AIM OF THE TASK:
Where in the records does the word "this" occur? Copy each line in which it does.

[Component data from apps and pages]
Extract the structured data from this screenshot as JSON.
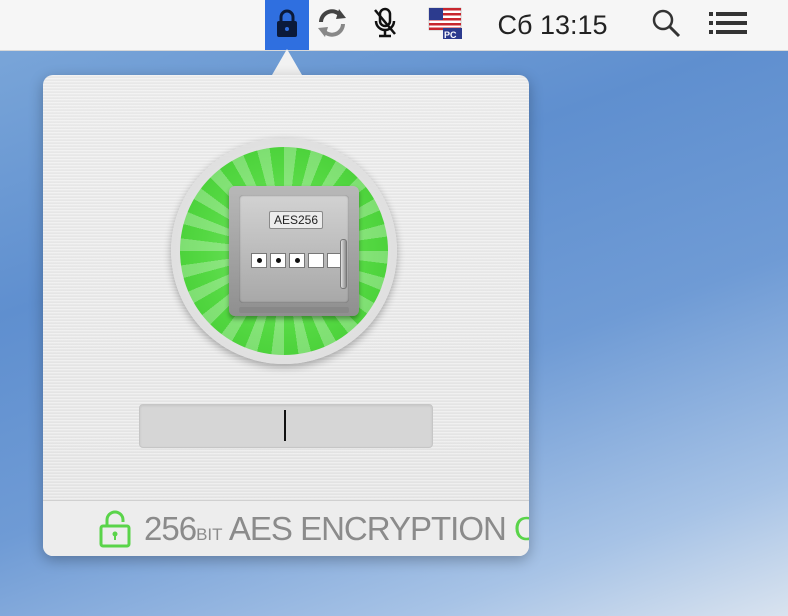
{
  "menubar": {
    "clock": "Сб 13:15",
    "flag_label": "PC",
    "icons": [
      "lock-icon",
      "sync-icon",
      "mic-muted-icon",
      "us-flag-icon",
      "search-icon",
      "list-icon"
    ],
    "active_color": "#2f6fe0"
  },
  "popover": {
    "safe_label": "AES256",
    "keypad": [
      "filled",
      "filled",
      "filled",
      "empty",
      "empty"
    ],
    "password_value": "",
    "footer": {
      "size": "256",
      "unit": "BIT",
      "encryption": "AES ENCRYPTION",
      "status": "ON"
    },
    "colors": {
      "badge_green": "#54d842",
      "status_on": "#5ad44a"
    }
  }
}
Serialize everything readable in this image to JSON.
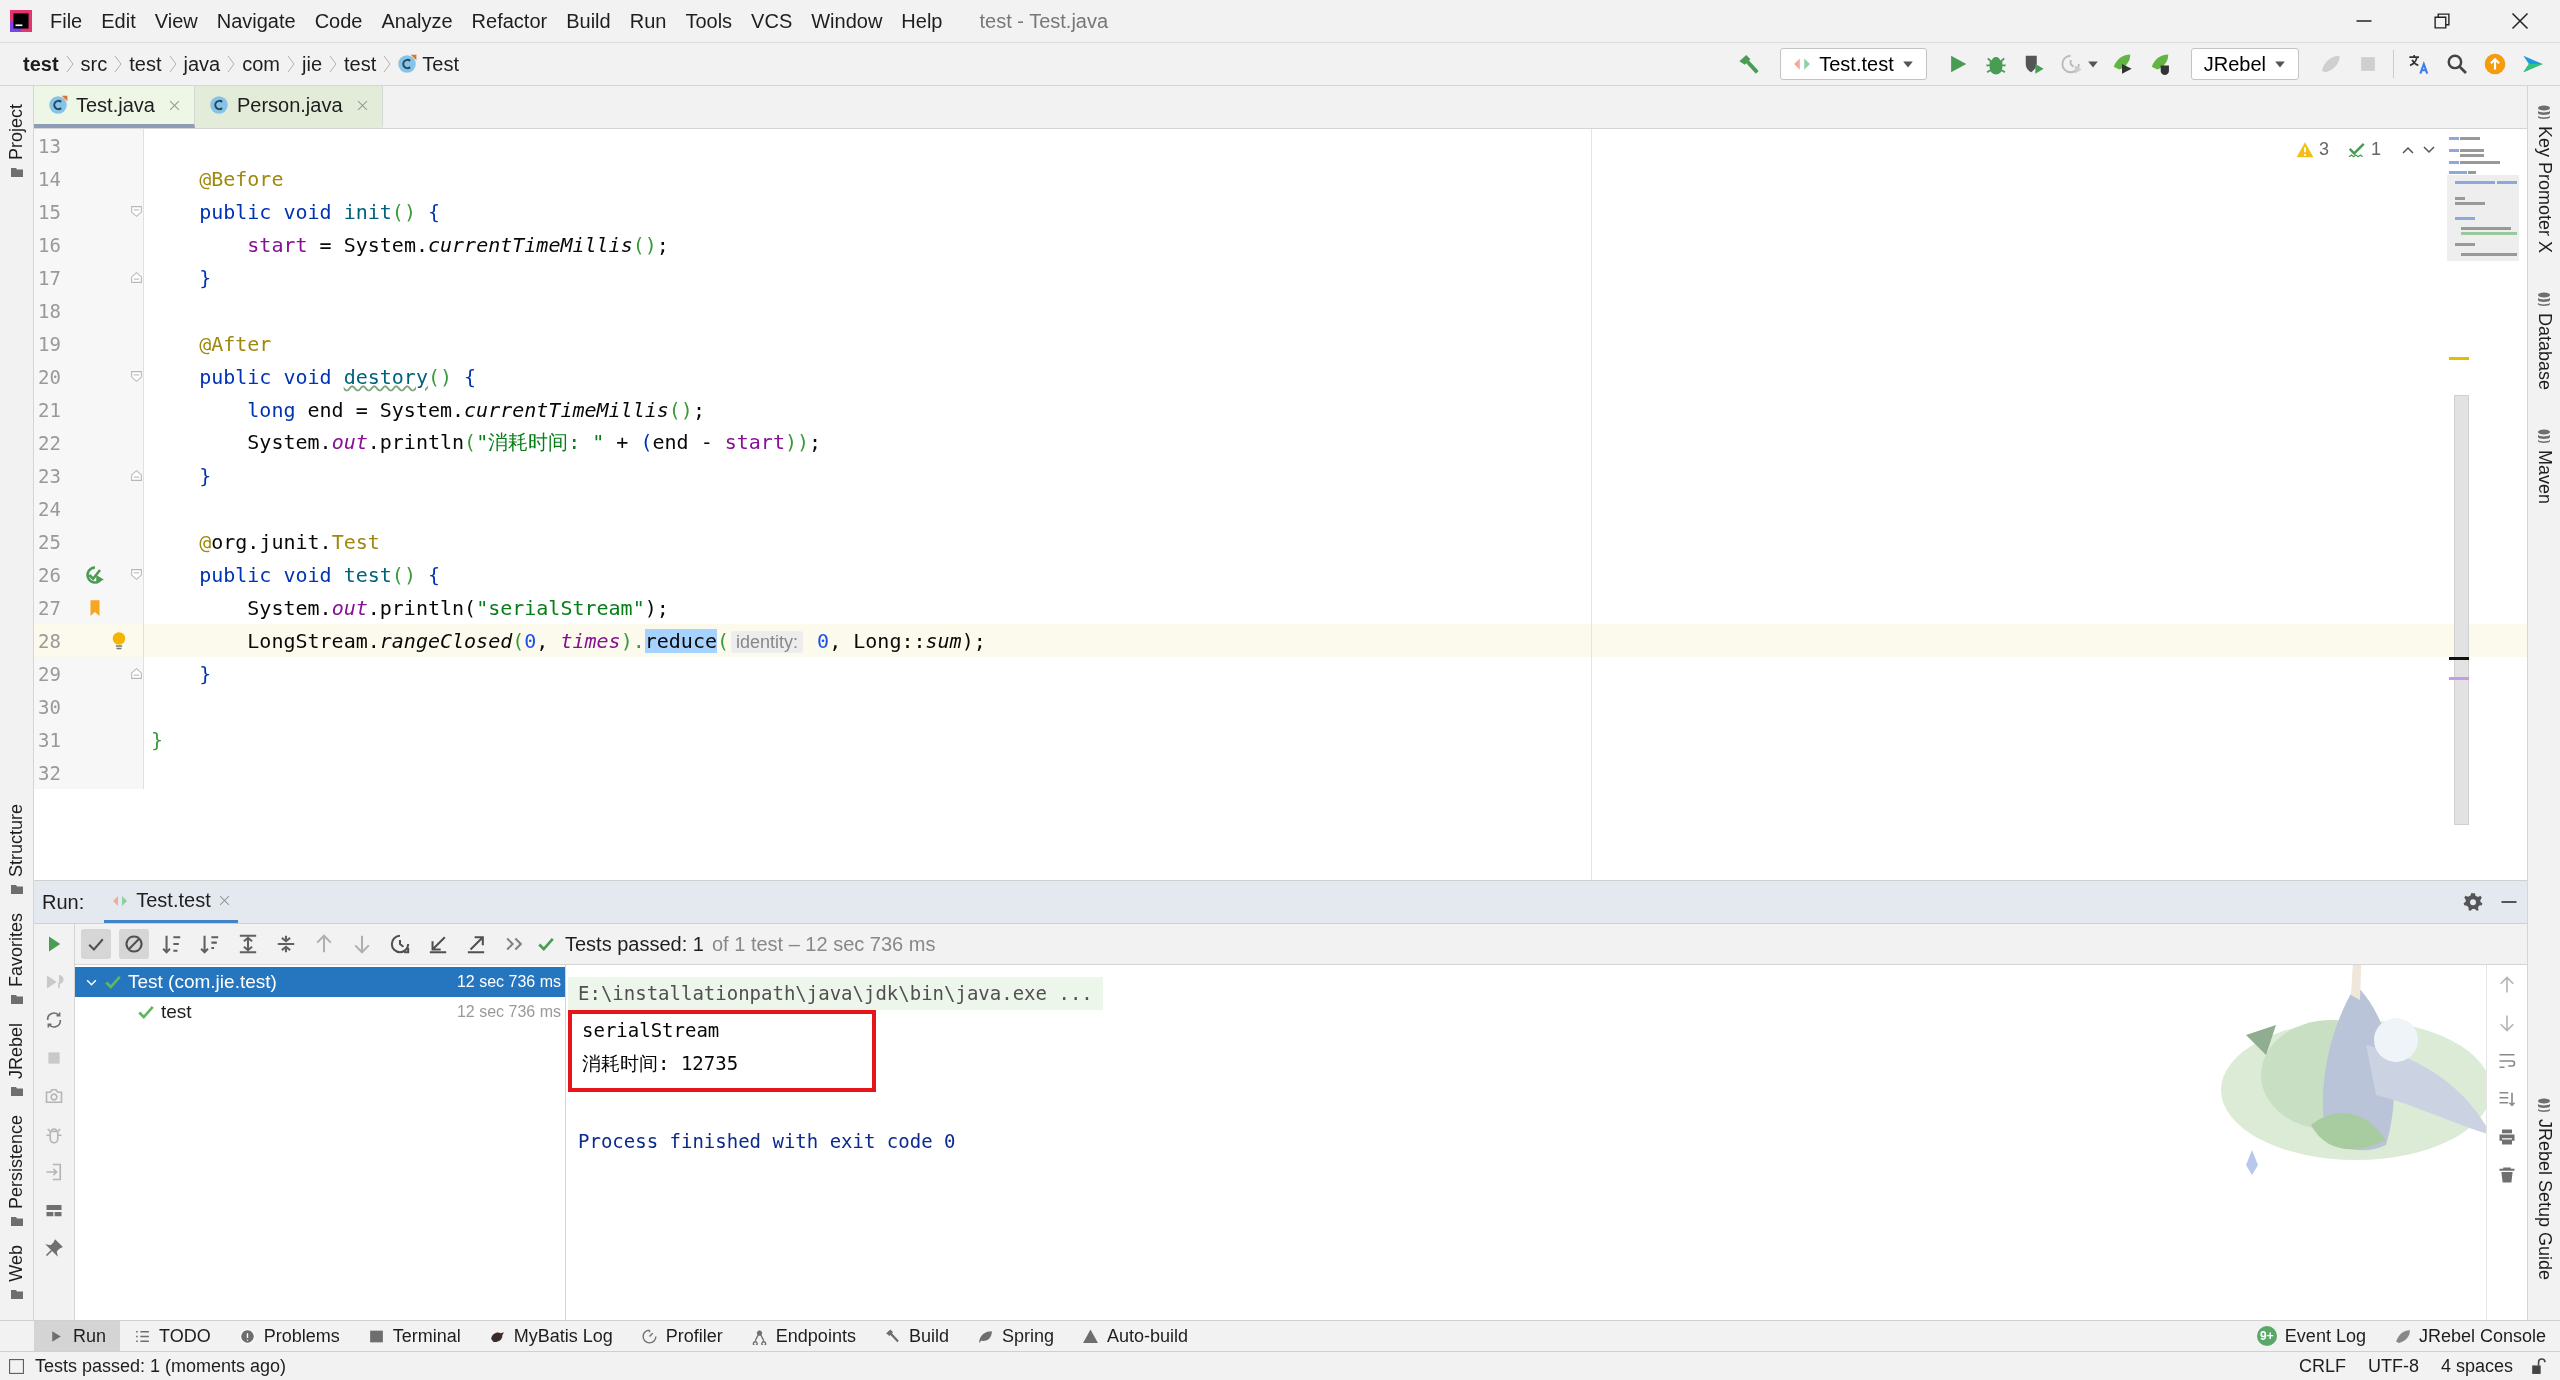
{
  "menu_bar": {
    "items": [
      "File",
      "Edit",
      "View",
      "Navigate",
      "Code",
      "Analyze",
      "Refactor",
      "Build",
      "Run",
      "Tools",
      "VCS",
      "Window",
      "Help"
    ],
    "title": "test - Test.java"
  },
  "breadcrumbs": [
    {
      "label": "test",
      "kind": "project"
    },
    {
      "label": "src",
      "kind": "folder"
    },
    {
      "label": "test",
      "kind": "folder"
    },
    {
      "label": "java",
      "kind": "folder"
    },
    {
      "label": "com",
      "kind": "folder"
    },
    {
      "label": "jie",
      "kind": "folder"
    },
    {
      "label": "test",
      "kind": "folder"
    },
    {
      "label": "Test",
      "kind": "class"
    }
  ],
  "toolbar": {
    "run_config": "Test.test",
    "jrebel_config": "JRebel"
  },
  "editor_tabs": [
    {
      "label": "Test.java",
      "selected": true
    },
    {
      "label": "Person.java",
      "selected": false
    }
  ],
  "inspections": {
    "warnings": "3",
    "checks": "1"
  },
  "code_lines": [
    {
      "number": "13",
      "current": false,
      "fold_start": false,
      "fold_end": false,
      "runnable": false,
      "bookmarked": false,
      "intention": false
    },
    {
      "number": "14",
      "current": false,
      "fold_start": false,
      "fold_end": false,
      "runnable": false,
      "bookmarked": false,
      "intention": false,
      "tokens": [
        {
          "text": "    @Before",
          "kind": "ann"
        }
      ]
    },
    {
      "number": "15",
      "current": false,
      "fold_start": true,
      "fold_end": false,
      "runnable": false,
      "bookmarked": false,
      "intention": false,
      "tokens": [
        {
          "text": "    public void",
          "kind": "kw"
        },
        {
          "text": " init",
          "kind": "method"
        },
        {
          "text": "()",
          "kind": "paren"
        },
        {
          "text": " {",
          "kind": "brace"
        }
      ]
    },
    {
      "number": "16",
      "current": false,
      "fold_start": false,
      "fold_end": false,
      "runnable": false,
      "bookmarked": false,
      "intention": false,
      "tokens": [
        {
          "text": "        start",
          "kind": "field"
        },
        {
          "text": " = System.",
          "kind": "plain"
        },
        {
          "text": "currentTimeMillis",
          "kind": "static"
        },
        {
          "text": "()",
          "kind": "paren"
        },
        {
          "text": ";",
          "kind": "plain"
        }
      ]
    },
    {
      "number": "17",
      "current": false,
      "fold_start": false,
      "fold_end": true,
      "runnable": false,
      "bookmarked": false,
      "intention": false,
      "tokens": [
        {
          "text": "    }",
          "kind": "brace"
        }
      ]
    },
    {
      "number": "18",
      "current": false,
      "fold_start": false,
      "fold_end": false,
      "runnable": false,
      "bookmarked": false,
      "intention": false
    },
    {
      "number": "19",
      "current": false,
      "fold_start": false,
      "fold_end": false,
      "runnable": false,
      "bookmarked": false,
      "intention": false,
      "tokens": [
        {
          "text": "    @After",
          "kind": "ann"
        }
      ]
    },
    {
      "number": "20",
      "current": false,
      "fold_start": true,
      "fold_end": false,
      "runnable": false,
      "bookmarked": false,
      "intention": false,
      "tokens": [
        {
          "text": "    public void ",
          "kind": "kw"
        },
        {
          "text": "destory",
          "kind": "method_warn"
        },
        {
          "text": "()",
          "kind": "paren"
        },
        {
          "text": " {",
          "kind": "brace"
        }
      ]
    },
    {
      "number": "21",
      "current": false,
      "fold_start": false,
      "fold_end": false,
      "runnable": false,
      "bookmarked": false,
      "intention": false,
      "tokens": [
        {
          "text": "        long",
          "kind": "kw"
        },
        {
          "text": " end = System.",
          "kind": "plain"
        },
        {
          "text": "currentTimeMillis",
          "kind": "static"
        },
        {
          "text": "()",
          "kind": "paren"
        },
        {
          "text": ";",
          "kind": "plain"
        }
      ]
    },
    {
      "number": "22",
      "current": false,
      "fold_start": false,
      "fold_end": false,
      "runnable": false,
      "bookmarked": false,
      "intention": false,
      "tokens": [
        {
          "text": "        System.",
          "kind": "plain"
        },
        {
          "text": "out",
          "kind": "static_field"
        },
        {
          "text": ".println",
          "kind": "plain"
        },
        {
          "text": "(",
          "kind": "paren"
        },
        {
          "text": "\"消耗时间: \"",
          "kind": "str"
        },
        {
          "text": " + ",
          "kind": "plain"
        },
        {
          "text": "(",
          "kind": "brace"
        },
        {
          "text": "end - ",
          "kind": "plain"
        },
        {
          "text": "start",
          "kind": "field"
        },
        {
          "text": "))",
          "kind": "paren"
        },
        {
          "text": ";",
          "kind": "plain"
        }
      ]
    },
    {
      "number": "23",
      "current": false,
      "fold_start": false,
      "fold_end": true,
      "runnable": false,
      "bookmarked": false,
      "intention": false,
      "tokens": [
        {
          "text": "    }",
          "kind": "brace"
        }
      ]
    },
    {
      "number": "24",
      "current": false,
      "fold_start": false,
      "fold_end": false,
      "runnable": false,
      "bookmarked": false,
      "intention": false
    },
    {
      "number": "25",
      "current": false,
      "fold_start": false,
      "fold_end": false,
      "runnable": false,
      "bookmarked": false,
      "intention": false,
      "tokens": [
        {
          "text": "    @",
          "kind": "ann"
        },
        {
          "text": "org.junit.",
          "kind": "plain"
        },
        {
          "text": "Test",
          "kind": "ann"
        }
      ]
    },
    {
      "number": "26",
      "current": false,
      "fold_start": true,
      "fold_end": false,
      "runnable": true,
      "bookmarked": false,
      "intention": false,
      "tokens": [
        {
          "text": "    public void",
          "kind": "kw"
        },
        {
          "text": " test",
          "kind": "method"
        },
        {
          "text": "()",
          "kind": "paren"
        },
        {
          "text": " {",
          "kind": "brace"
        }
      ]
    },
    {
      "number": "27",
      "current": false,
      "fold_start": false,
      "fold_end": false,
      "runnable": false,
      "bookmarked": true,
      "intention": false,
      "tokens": [
        {
          "text": "        System.",
          "kind": "plain"
        },
        {
          "text": "out",
          "kind": "static_field"
        },
        {
          "text": ".println(",
          "kind": "plain"
        },
        {
          "text": "\"serialStream\"",
          "kind": "str"
        },
        {
          "text": ");",
          "kind": "plain"
        }
      ]
    },
    {
      "number": "28",
      "current": true,
      "fold_start": false,
      "fold_end": false,
      "runnable": false,
      "bookmarked": false,
      "intention": true,
      "tokens": [
        {
          "text": "        LongStream.",
          "kind": "plain"
        },
        {
          "text": "rangeClosed",
          "kind": "static"
        },
        {
          "text": "(",
          "kind": "paren"
        },
        {
          "text": "0",
          "kind": "num"
        },
        {
          "text": ", ",
          "kind": "plain"
        },
        {
          "text": "times",
          "kind": "static_field"
        },
        {
          "text": ").",
          "kind": "paren"
        },
        {
          "text": "reduce",
          "kind": "selected"
        },
        {
          "text": "(",
          "kind": "paren"
        },
        {
          "text": "identity:",
          "kind": "hint"
        },
        {
          "text": " 0",
          "kind": "num"
        },
        {
          "text": ", Long::",
          "kind": "plain"
        },
        {
          "text": "sum",
          "kind": "static"
        },
        {
          "text": ");",
          "kind": "plain"
        }
      ]
    },
    {
      "number": "29",
      "current": false,
      "fold_start": false,
      "fold_end": true,
      "runnable": false,
      "bookmarked": false,
      "intention": false,
      "tokens": [
        {
          "text": "    }",
          "kind": "brace"
        }
      ]
    },
    {
      "number": "30",
      "current": false,
      "fold_start": false,
      "fold_end": false,
      "runnable": false,
      "bookmarked": false,
      "intention": false
    },
    {
      "number": "31",
      "current": false,
      "fold_start": false,
      "fold_end": false,
      "runnable": false,
      "bookmarked": false,
      "intention": false,
      "tokens": [
        {
          "text": "}",
          "kind": "paren"
        }
      ]
    },
    {
      "number": "32",
      "current": false,
      "fold_start": false,
      "fold_end": false,
      "runnable": false,
      "bookmarked": false,
      "intention": false
    }
  ],
  "run_panel": {
    "label": "Run:",
    "tab": "Test.test",
    "summary": "Tests passed: 1",
    "summary_detail": "of 1 test – 12 sec 736 ms",
    "tree": [
      {
        "label": "Test (com.jie.test)",
        "time": "12 sec 736 ms",
        "selected": true,
        "expanded": true,
        "children": [
          {
            "label": "test",
            "time": "12 sec 736 ms",
            "selected": false
          }
        ]
      }
    ],
    "console": [
      {
        "text": "E:\\installationpath\\java\\jdk\\bin\\java.exe ...",
        "kind": "command",
        "boxed": false
      },
      {
        "text": "serialStream",
        "kind": "output",
        "boxed": true
      },
      {
        "text": "消耗时间: 12735",
        "kind": "output",
        "boxed": true
      },
      {
        "text": "Process finished with exit code 0",
        "kind": "system",
        "boxed": false
      }
    ]
  },
  "left_tools": {
    "top": [
      "Project"
    ],
    "bottom": [
      "Structure",
      "Favorites",
      "JRebel",
      "Persistence",
      "Web"
    ]
  },
  "right_tools": {
    "top": [
      "Key Promoter X",
      "Database",
      "Maven"
    ],
    "bottom": [
      "JRebel Setup Guide"
    ]
  },
  "bottom_tabs": [
    {
      "label": "Run",
      "selected": true
    },
    {
      "label": "TODO",
      "selected": false
    },
    {
      "label": "Problems",
      "selected": false
    },
    {
      "label": "Terminal",
      "selected": false
    },
    {
      "label": "MyBatis Log",
      "selected": false
    },
    {
      "label": "Profiler",
      "selected": false
    },
    {
      "label": "Endpoints",
      "selected": false
    },
    {
      "label": "Build",
      "selected": false
    },
    {
      "label": "Spring",
      "selected": false
    },
    {
      "label": "Auto-build",
      "selected": false
    }
  ],
  "bottom_right": [
    {
      "label": "Event Log",
      "badge": "9+"
    },
    {
      "label": "JRebel Console"
    }
  ],
  "status": {
    "message": "Tests passed: 1 (moments ago)",
    "items": [
      "CRLF",
      "UTF-8",
      "4 spaces"
    ]
  }
}
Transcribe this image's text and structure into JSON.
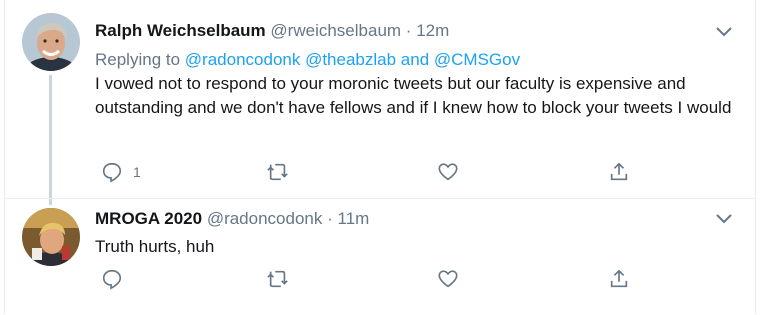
{
  "tweets": [
    {
      "name": "Ralph Weichselbaum",
      "handle": "@rweichselbaum",
      "separator": "·",
      "time": "12m",
      "replying_to_prefix": "Replying to",
      "replying_to_users": "@radoncodonk @theabzlab and @CMSGov",
      "text": "I vowed not to respond to your moronic tweets but our faculty is expensive and outstanding and we don't have fellows and if I knew how to block your tweets I would",
      "reply_count": "1",
      "avatar_icon": "profile-photo"
    },
    {
      "name": "MROGA 2020",
      "handle": "@radoncodonk",
      "separator": "·",
      "time": "11m",
      "text": "Truth hurts, huh",
      "avatar_icon": "profile-photo"
    }
  ],
  "icons": {
    "reply": "speech-bubble-icon",
    "retweet": "retweet-icon",
    "like": "heart-icon",
    "share": "share-icon",
    "more": "chevron-down-icon"
  },
  "colors": {
    "text": "#14171a",
    "secondary": "#657786",
    "link": "#1da1f2",
    "border": "#e6ecf0",
    "thread_line": "#ccd6dd"
  }
}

RESPONSE:
Extract the structured data from this screenshot as JSON.
Serialize everything readable in this image to JSON.
Transcribe this image's text and structure into JSON.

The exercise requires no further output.